(Dataset rows for apps and sites)
⁂
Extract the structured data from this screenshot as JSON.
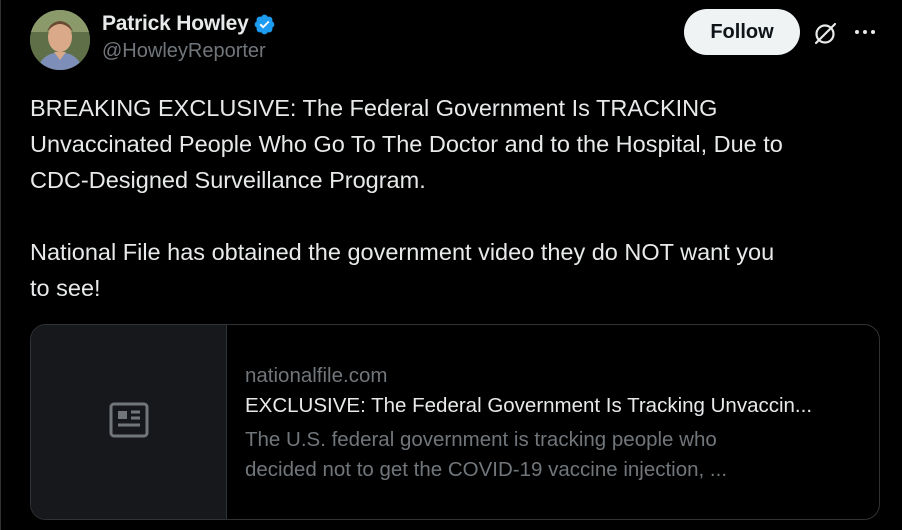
{
  "author": {
    "display_name": "Patrick Howley",
    "handle": "@HowleyReporter",
    "verified": true
  },
  "actions": {
    "follow_label": "Follow"
  },
  "tweet": {
    "text": "BREAKING EXCLUSIVE: The Federal Government Is TRACKING\nUnvaccinated People Who Go To The Doctor and to the Hospital, Due to\nCDC-Designed Surveillance Program.\n\nNational File has obtained the government video they do NOT want you\nto see!"
  },
  "link_card": {
    "domain": "nationalfile.com",
    "title": "EXCLUSIVE: The Federal Government Is Tracking Unvaccin...",
    "description_line1": "The U.S. federal government is tracking people who",
    "description_line2": "decided not to get the COVID-19 vaccine injection, ...",
    "thumbnail_icon": "article-icon"
  },
  "colors": {
    "background": "#000000",
    "text_primary": "#e7e9ea",
    "text_secondary": "#71767b",
    "verified_blue": "#1d9bf0",
    "border": "#2f3336",
    "follow_bg": "#eff3f4"
  }
}
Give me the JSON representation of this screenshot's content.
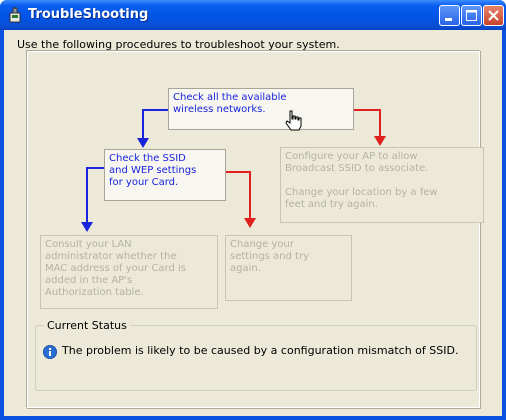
{
  "window": {
    "title": "TroubleShooting",
    "icon": "network-adapter-icon"
  },
  "caption_buttons": {
    "minimize": "minimize-icon",
    "maximize": "maximize-icon",
    "close": "close-icon"
  },
  "instruction": "Use the following procedures to troubleshoot your system.",
  "steps": {
    "check_networks": "Check all the available\nwireless networks.",
    "check_ssid": "Check the SSID\nand WEP settings\nfor your Card.",
    "configure_ap": "Configure your AP to allow\nBroadcast SSID to associate.\n\nChange your location by a few\nfeet and try again.",
    "consult_admin": "Consult your LAN\nadministrator whether the\nMAC address of your Card is\nadded in the AP's\nAuthorization table.",
    "change_settings": "Change your\nsettings and try\nagain."
  },
  "status": {
    "legend": "Current Status",
    "icon": "info-icon",
    "message": "The problem is likely to be caused by a configuration mismatch of SSID."
  },
  "colors": {
    "active_text": "#1a24dc",
    "inactive_text": "#b5b2a2",
    "arrow_blue": "#1a24dc",
    "arrow_red": "#e0201c",
    "titlebar": "#0055e5",
    "dialog_bg": "#ece9d8"
  }
}
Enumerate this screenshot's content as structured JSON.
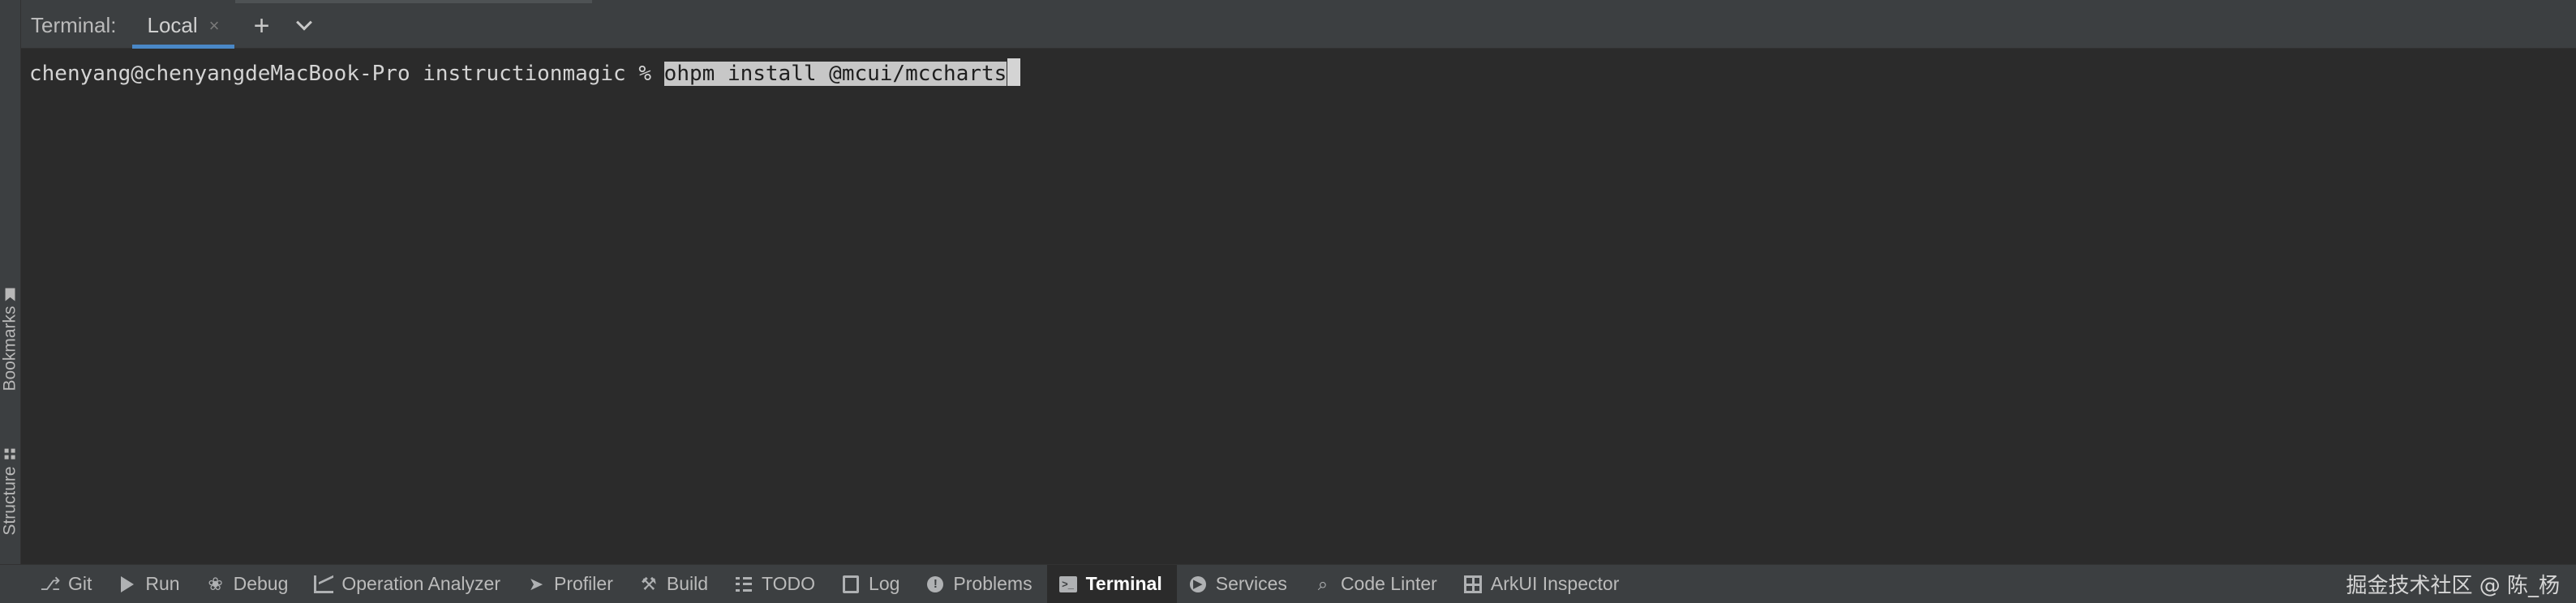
{
  "sidebar": {
    "bookmarks_label": "Bookmarks",
    "structure_label": "Structure"
  },
  "terminal": {
    "title": "Terminal:",
    "tabs": [
      {
        "label": "Local",
        "close_icon": "×"
      }
    ],
    "add_tab_icon": "+",
    "prompt": "chenyang@chenyangdeMacBook-Pro instructionmagic % ",
    "command": "ohpm install @mcui/mccharts"
  },
  "bottom_bar": {
    "tools": [
      {
        "label": "Git",
        "icon": "git-branch-icon"
      },
      {
        "label": "Run",
        "icon": "run-icon"
      },
      {
        "label": "Debug",
        "icon": "bug-icon"
      },
      {
        "label": "Operation Analyzer",
        "icon": "chart-icon"
      },
      {
        "label": "Profiler",
        "icon": "paper-plane-icon"
      },
      {
        "label": "Build",
        "icon": "hammer-icon"
      },
      {
        "label": "TODO",
        "icon": "list-icon"
      },
      {
        "label": "Log",
        "icon": "log-icon"
      },
      {
        "label": "Problems",
        "icon": "warning-icon"
      },
      {
        "label": "Terminal",
        "icon": "terminal-icon",
        "active": true
      },
      {
        "label": "Services",
        "icon": "services-icon"
      },
      {
        "label": "Code Linter",
        "icon": "code-linter-icon"
      },
      {
        "label": "ArkUI Inspector",
        "icon": "table-icon"
      }
    ]
  },
  "watermark": "掘金技术社区 @ 陈_杨",
  "colors": {
    "background": "#2b2b2b",
    "panel": "#3c3f41",
    "accent": "#4a88c7",
    "selection": "#c7c7c7"
  }
}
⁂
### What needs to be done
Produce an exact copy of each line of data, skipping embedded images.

### Solution to this exercise
Extract the structured data from this screenshot as JSON.
{
  "author": {
    "display_name": "Patrick Howley",
    "handle": "@HowleyReporter",
    "verified": true
  },
  "actions": {
    "follow_label": "Follow"
  },
  "tweet": {
    "text": "BREAKING EXCLUSIVE: The Federal Government Is TRACKING\nUnvaccinated People Who Go To The Doctor and to the Hospital, Due to\nCDC-Designed Surveillance Program.\n\nNational File has obtained the government video they do NOT want you\nto see!"
  },
  "link_card": {
    "domain": "nationalfile.com",
    "title": "EXCLUSIVE: The Federal Government Is Tracking Unvaccin...",
    "description_line1": "The U.S. federal government is tracking people who",
    "description_line2": "decided not to get the COVID-19 vaccine injection, ...",
    "thumbnail_icon": "article-icon"
  },
  "colors": {
    "background": "#000000",
    "text_primary": "#e7e9ea",
    "text_secondary": "#71767b",
    "verified_blue": "#1d9bf0",
    "border": "#2f3336",
    "follow_bg": "#eff3f4"
  }
}
Give me the JSON representation of this screenshot's content.
{
  "window": {
    "title": "TroubleShooting",
    "icon": "network-adapter-icon"
  },
  "caption_buttons": {
    "minimize": "minimize-icon",
    "maximize": "maximize-icon",
    "close": "close-icon"
  },
  "instruction": "Use the following procedures to troubleshoot your system.",
  "steps": {
    "check_networks": "Check all the available\nwireless networks.",
    "check_ssid": "Check the SSID\nand WEP settings\nfor your Card.",
    "configure_ap": "Configure your AP to allow\nBroadcast SSID to associate.\n\nChange your location by a few\nfeet and try again.",
    "consult_admin": "Consult your LAN\nadministrator whether the\nMAC address of your Card is\nadded in the AP's\nAuthorization table.",
    "change_settings": "Change your\nsettings and try\nagain."
  },
  "status": {
    "legend": "Current Status",
    "icon": "info-icon",
    "message": "The problem is likely to be caused by a configuration mismatch of SSID."
  },
  "colors": {
    "active_text": "#1a24dc",
    "inactive_text": "#b5b2a2",
    "arrow_blue": "#1a24dc",
    "arrow_red": "#e0201c",
    "titlebar": "#0055e5",
    "dialog_bg": "#ece9d8"
  }
}
Enumerate this screenshot's content as structured JSON.
{
  "sidebar": {
    "bookmarks_label": "Bookmarks",
    "structure_label": "Structure"
  },
  "terminal": {
    "title": "Terminal:",
    "tabs": [
      {
        "label": "Local",
        "close_icon": "×"
      }
    ],
    "add_tab_icon": "+",
    "prompt": "chenyang@chenyangdeMacBook-Pro instructionmagic % ",
    "command": "ohpm install @mcui/mccharts"
  },
  "bottom_bar": {
    "tools": [
      {
        "label": "Git",
        "icon": "git-branch-icon"
      },
      {
        "label": "Run",
        "icon": "run-icon"
      },
      {
        "label": "Debug",
        "icon": "bug-icon"
      },
      {
        "label": "Operation Analyzer",
        "icon": "chart-icon"
      },
      {
        "label": "Profiler",
        "icon": "paper-plane-icon"
      },
      {
        "label": "Build",
        "icon": "hammer-icon"
      },
      {
        "label": "TODO",
        "icon": "list-icon"
      },
      {
        "label": "Log",
        "icon": "log-icon"
      },
      {
        "label": "Problems",
        "icon": "warning-icon"
      },
      {
        "label": "Terminal",
        "icon": "terminal-icon",
        "active": true
      },
      {
        "label": "Services",
        "icon": "services-icon"
      },
      {
        "label": "Code Linter",
        "icon": "code-linter-icon"
      },
      {
        "label": "ArkUI Inspector",
        "icon": "table-icon"
      }
    ]
  },
  "watermark": "掘金技术社区 @ 陈_杨",
  "colors": {
    "background": "#2b2b2b",
    "panel": "#3c3f41",
    "accent": "#4a88c7",
    "selection": "#c7c7c7"
  }
}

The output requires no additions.